When reading about Clash, an account of the 2013 Egyptian riots all filmed from inside a police van, you’d be forgiven for thinking that this is a gimmick film that will run out of steam quickly. But it carries its central idea with relatively great strength from the beginning to the end of its 97 minutes.
Clash begins with an arrest of two journalists reporting on the conflict between police and Muslim Brotherhood supporters. The movement of the van towards and away from riot areas forces narrative development as the police arrest more and more people and put them in the van, which is a clever way of forming the narrative as it allows for what’s happening outside the van to provide context for the changing dynamics within. The characters inside the police van are at the mercy of what is happening outside, some of which is out of anyone’s control. Different members of different religious groups, women and children, and argumentative pairs are thrown into the tight confines of the van together, causing internal conflict alongside the conflict going on in the streets.
The setting is very claustrophobia inducing – the camera never leaves the van, the frame getting tighter and tighter around characters’ faces as it fills with more people. The hard-hitting reality of being stuck in the middle of such violent unrest is well communicated, and the panic that many of the characters express manages to cause unrest in the audience, creating a personal experience alongside events that many viewers may not have thought about otherwise.
Shocking and inventive, Clash is a fascinating and immersive watch that holds up its style of filming remarkably well. The runtime could be a little shorter, but overall it’s surprisingly engaging and shows an original take on current political events.
Cast: Nelly Karim, Hany Adel, Ahmed Malek, Ahmed Dash, El Sebaii Mohamed

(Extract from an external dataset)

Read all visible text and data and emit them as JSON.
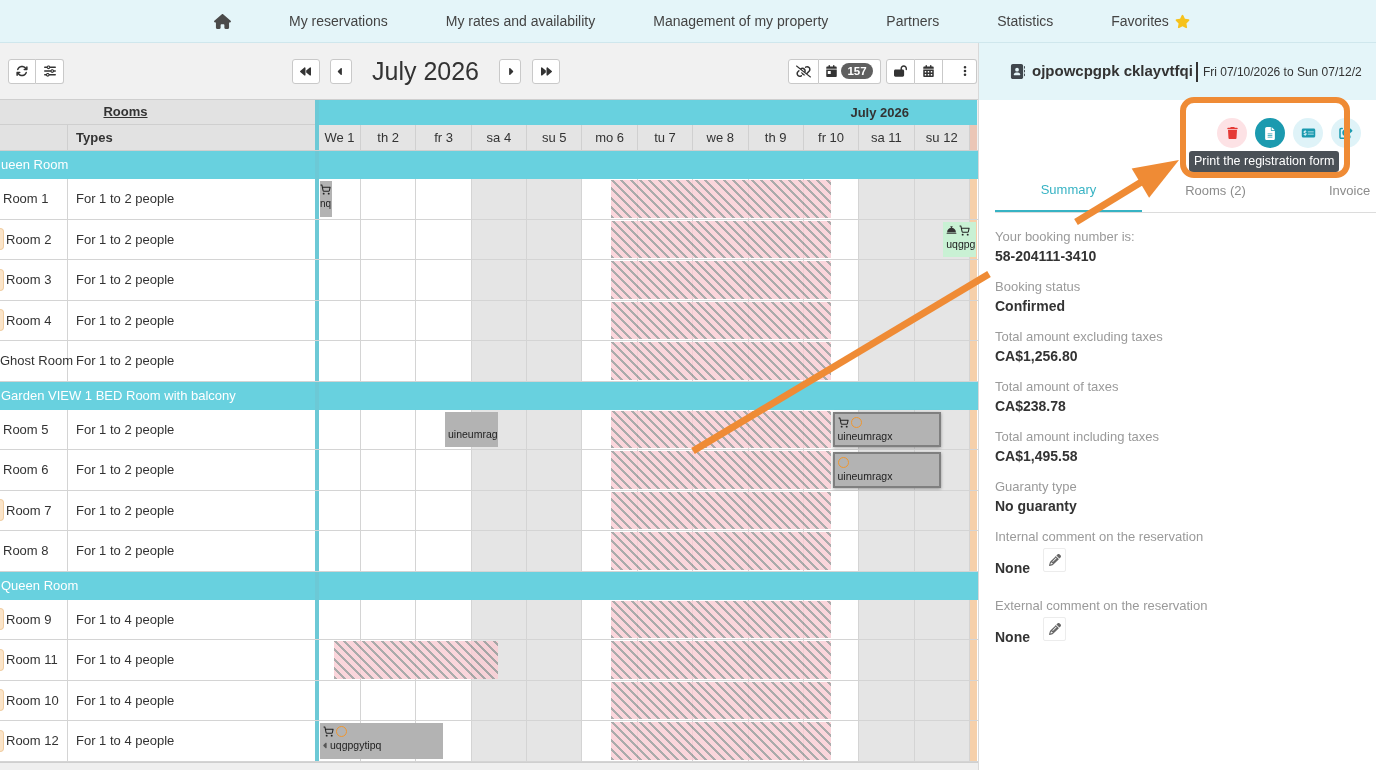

Director: Mohamed Diab
Writers: Mohamed Diab, Khaled Diab
Synopsis: The 2013 riots in Egypt are told from the inside of a police van.